“That was all we could do at the time. We couldn’t get along — we all knew that fairness was a bunch of shit. We all knew we were getting screwed, so we couldn’t sit down and create no more music. ‘Up on Cripple Creek’ and all that stuff was over — all that collaboration was over, and that type of song was all we could do.”
Bob Dylan plays Carnegie Hall in New York City. He played a solo set and then introduced his new backup band – Rick Danko on bass; Robbie Robertson on guitar; Garth Hudson on the organ; Richard Manuel on piano and Levon Helm on drums. From then they would be known simply as – The Band.

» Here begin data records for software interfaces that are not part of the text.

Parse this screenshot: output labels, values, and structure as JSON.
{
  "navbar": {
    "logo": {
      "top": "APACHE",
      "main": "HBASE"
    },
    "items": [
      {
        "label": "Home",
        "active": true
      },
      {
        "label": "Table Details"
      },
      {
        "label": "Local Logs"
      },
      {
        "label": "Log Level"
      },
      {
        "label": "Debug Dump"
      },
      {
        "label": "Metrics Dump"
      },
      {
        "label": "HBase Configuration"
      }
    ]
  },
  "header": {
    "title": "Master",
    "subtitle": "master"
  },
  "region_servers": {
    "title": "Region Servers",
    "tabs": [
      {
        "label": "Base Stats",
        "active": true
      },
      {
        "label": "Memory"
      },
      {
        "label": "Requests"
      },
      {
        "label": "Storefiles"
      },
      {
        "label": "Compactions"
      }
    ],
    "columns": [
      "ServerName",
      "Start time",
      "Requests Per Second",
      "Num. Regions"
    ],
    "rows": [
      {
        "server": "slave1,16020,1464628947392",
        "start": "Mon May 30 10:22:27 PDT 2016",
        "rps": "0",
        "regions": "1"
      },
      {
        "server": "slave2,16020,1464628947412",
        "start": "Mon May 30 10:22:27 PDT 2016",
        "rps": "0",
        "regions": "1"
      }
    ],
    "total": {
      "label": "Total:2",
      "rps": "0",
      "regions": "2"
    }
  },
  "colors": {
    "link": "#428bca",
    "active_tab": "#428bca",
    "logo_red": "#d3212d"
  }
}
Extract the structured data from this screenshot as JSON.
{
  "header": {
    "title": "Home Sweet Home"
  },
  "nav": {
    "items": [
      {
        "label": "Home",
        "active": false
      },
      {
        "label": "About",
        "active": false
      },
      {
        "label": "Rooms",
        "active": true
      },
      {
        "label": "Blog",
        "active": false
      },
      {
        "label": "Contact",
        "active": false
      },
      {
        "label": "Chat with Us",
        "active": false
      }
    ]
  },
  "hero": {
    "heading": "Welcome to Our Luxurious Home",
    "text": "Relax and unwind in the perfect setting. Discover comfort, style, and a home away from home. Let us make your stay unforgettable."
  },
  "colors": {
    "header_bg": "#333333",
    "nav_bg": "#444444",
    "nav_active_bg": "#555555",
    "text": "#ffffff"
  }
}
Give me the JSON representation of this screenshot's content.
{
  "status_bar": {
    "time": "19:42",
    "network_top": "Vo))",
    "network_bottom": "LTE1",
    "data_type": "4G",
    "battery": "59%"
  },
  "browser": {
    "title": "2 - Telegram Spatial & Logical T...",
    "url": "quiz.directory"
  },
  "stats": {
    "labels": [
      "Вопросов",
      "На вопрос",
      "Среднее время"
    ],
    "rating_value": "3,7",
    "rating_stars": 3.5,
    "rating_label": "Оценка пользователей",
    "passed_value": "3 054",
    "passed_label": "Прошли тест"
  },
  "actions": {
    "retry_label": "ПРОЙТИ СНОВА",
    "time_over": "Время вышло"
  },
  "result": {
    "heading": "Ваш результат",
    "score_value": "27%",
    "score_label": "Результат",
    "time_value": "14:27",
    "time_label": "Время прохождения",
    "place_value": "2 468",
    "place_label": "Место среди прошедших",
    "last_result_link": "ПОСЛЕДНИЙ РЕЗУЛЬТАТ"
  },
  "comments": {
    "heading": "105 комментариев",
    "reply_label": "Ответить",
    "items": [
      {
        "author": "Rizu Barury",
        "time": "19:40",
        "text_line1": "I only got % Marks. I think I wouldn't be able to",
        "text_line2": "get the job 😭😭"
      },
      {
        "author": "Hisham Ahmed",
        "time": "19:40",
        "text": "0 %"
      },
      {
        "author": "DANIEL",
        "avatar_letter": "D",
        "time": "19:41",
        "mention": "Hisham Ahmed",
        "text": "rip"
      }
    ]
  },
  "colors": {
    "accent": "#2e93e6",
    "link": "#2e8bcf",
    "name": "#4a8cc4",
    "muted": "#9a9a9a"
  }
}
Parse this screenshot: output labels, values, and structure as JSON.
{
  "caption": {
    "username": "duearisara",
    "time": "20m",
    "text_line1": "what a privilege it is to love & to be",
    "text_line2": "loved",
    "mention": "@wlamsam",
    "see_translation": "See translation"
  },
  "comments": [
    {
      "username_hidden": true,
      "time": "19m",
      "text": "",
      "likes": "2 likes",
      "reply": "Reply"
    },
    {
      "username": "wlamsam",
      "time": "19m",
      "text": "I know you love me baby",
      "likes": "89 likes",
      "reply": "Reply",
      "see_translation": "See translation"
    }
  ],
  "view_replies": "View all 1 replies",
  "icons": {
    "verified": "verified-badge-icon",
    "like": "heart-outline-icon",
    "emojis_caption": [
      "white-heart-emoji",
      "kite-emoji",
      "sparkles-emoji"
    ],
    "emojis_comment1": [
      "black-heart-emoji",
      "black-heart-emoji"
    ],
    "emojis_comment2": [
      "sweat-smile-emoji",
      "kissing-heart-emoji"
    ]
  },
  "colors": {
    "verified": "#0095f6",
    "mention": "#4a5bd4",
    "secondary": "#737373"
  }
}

“The Band” is released. The album ended up in the National Recording Registry for being – among other things – ‘culturally, historically, or aesthetically important, and reflecting life in the United States.’ And, it’s #45 on Rolling Stone’s list of the 500 Greatest Albums of All Time.
The Band’s third album turns 50 ~ released on August 17, 1970 …
In their 1970 review, Rolling Stone magazine called the album “elusive”. Indeed, Stage Fright has the uncertainty of a record made at a time when the bonds between the band members were being tested by personal and professional frictions. However, as a piece of music it stands the test of time.
I hope we piss off the right people by changing these words,” Early James said before Marcus King and his band got rolling alongside him. James went on to deliver a version of the Band’s song with enough key lyrics altered to transform it from an elegy for the Lost Cause to a forceful argument for leaving those lies in the dirt.